Duchene muscular dystrophy (DMD) is an inherited progressive form of muscular dystrophy. It causes muscle degeneration or atrophy (of skeletal and heart muscles) and results in weakness. Muscle weakness may begin at an age of 3 or 4 years in the pelvic area, hips or legs, and shoulders.
There are more than hundred different disorders similar to muscular dystrophy. Of them a few are considered a type of muscular dystrophy. The exact prognosis depends much on the type of disease that affects an individual. There is no cure for any form of muscular dystrophy, but treatment can help prevent or reduce problems.
How long a person with Duchenne muscular dystrophy lives depends on many factors. Kids with DMD usually did not survive beyond their teen years until recently. But, with advances in cardiac and respiratory care, life expectancy has increased and is further increasing with more research and clinical trials going on.

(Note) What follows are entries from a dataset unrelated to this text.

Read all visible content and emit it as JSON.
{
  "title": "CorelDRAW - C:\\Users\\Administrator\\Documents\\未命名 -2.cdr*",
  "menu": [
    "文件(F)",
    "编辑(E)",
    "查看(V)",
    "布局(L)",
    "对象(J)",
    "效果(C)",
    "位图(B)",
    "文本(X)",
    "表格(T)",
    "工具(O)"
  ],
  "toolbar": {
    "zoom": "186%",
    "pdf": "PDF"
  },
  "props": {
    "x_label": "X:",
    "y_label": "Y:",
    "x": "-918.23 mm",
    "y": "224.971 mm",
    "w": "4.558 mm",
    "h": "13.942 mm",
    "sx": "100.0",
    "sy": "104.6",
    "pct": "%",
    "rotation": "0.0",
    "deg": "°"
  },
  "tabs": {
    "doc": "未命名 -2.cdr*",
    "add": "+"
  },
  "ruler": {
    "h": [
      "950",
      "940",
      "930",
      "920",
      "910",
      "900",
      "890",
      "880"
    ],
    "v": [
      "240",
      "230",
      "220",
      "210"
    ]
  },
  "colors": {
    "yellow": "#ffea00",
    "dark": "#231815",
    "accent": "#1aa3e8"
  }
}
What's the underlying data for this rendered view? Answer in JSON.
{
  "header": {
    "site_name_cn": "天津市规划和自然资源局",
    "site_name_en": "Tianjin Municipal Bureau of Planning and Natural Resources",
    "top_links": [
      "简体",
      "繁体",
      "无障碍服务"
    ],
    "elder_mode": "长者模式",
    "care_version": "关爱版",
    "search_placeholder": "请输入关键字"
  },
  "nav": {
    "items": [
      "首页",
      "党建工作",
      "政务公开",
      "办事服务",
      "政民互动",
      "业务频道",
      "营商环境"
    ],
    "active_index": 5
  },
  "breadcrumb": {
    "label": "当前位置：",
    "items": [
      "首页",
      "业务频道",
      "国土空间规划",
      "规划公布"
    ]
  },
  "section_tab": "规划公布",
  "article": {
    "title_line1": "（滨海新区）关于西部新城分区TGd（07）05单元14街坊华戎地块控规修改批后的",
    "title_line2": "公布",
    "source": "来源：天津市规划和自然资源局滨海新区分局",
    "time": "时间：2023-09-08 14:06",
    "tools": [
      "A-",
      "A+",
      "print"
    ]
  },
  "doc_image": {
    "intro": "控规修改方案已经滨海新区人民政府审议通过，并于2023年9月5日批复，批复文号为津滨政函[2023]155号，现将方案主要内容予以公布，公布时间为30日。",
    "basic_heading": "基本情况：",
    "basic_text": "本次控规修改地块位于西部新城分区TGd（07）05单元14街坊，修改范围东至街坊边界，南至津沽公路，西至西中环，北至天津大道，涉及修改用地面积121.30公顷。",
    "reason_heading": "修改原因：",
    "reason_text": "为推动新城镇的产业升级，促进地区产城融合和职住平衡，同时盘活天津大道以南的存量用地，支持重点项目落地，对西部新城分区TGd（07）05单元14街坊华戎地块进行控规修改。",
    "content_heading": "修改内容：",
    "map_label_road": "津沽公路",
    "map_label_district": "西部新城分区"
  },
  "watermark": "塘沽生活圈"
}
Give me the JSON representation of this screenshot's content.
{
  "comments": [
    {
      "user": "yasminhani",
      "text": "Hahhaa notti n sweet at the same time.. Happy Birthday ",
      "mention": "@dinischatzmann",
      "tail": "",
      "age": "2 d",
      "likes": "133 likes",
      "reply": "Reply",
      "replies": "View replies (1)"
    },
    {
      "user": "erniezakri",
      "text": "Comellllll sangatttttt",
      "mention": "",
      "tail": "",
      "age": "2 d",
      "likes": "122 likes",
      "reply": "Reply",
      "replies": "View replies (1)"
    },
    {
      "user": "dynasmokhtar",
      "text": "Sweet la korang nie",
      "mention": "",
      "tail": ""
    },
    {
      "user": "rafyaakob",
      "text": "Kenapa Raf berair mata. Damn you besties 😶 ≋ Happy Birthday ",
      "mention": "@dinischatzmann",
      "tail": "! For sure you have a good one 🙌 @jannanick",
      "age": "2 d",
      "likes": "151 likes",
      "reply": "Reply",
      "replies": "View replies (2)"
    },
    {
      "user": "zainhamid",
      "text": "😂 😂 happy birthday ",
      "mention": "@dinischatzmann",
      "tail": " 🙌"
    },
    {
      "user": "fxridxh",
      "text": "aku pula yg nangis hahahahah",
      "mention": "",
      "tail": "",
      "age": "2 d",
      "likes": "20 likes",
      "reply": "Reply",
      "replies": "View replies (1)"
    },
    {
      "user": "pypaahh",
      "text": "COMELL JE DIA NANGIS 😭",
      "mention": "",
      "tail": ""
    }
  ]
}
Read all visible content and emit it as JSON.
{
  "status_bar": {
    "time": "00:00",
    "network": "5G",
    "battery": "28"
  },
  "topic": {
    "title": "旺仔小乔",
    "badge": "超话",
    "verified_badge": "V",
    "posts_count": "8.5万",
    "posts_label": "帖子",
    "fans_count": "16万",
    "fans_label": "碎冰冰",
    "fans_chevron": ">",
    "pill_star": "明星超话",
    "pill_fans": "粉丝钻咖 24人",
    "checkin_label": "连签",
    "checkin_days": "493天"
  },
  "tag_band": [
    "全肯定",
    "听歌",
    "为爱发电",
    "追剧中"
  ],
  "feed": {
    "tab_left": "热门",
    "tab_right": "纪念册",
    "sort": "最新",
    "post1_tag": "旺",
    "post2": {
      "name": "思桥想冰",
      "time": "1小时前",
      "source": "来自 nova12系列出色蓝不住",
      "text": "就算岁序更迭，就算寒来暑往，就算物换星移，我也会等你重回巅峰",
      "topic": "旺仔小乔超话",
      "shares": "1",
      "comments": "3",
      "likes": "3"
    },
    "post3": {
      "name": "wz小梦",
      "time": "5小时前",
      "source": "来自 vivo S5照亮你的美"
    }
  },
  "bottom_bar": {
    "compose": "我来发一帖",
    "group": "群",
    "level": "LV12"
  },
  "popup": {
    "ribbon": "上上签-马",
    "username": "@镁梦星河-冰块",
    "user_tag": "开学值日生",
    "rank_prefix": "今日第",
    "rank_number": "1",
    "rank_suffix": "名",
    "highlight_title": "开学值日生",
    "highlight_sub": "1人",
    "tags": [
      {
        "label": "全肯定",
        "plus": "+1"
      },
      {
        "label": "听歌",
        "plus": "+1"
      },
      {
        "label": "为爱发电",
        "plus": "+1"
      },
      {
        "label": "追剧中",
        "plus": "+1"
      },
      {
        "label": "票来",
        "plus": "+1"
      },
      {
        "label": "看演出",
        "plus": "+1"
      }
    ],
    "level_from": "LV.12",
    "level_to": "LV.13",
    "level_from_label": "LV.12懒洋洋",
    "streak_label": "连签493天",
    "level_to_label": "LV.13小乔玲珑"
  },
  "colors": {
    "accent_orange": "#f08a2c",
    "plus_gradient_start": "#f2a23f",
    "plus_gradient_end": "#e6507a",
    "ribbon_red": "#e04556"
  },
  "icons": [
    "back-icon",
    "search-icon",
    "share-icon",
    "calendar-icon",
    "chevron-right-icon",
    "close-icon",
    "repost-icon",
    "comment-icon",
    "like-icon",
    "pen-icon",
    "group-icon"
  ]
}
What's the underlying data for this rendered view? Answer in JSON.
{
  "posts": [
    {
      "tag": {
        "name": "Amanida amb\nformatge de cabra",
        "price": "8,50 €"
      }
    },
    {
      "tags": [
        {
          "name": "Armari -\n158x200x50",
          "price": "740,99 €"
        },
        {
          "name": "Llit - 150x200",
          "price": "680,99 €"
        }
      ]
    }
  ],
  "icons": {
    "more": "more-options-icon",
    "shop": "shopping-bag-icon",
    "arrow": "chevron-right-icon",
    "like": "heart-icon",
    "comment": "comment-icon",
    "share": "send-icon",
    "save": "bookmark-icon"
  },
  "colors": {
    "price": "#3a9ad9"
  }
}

The primary objective of gene therapy is to cure a patient with DMD completely. There is some research going on that is aimed for delivering a functional, full-size dystrophin gene to muscle cells using a harmless virus. Until now, research has been limited to delivering smaller mini or micro dystrophin genes.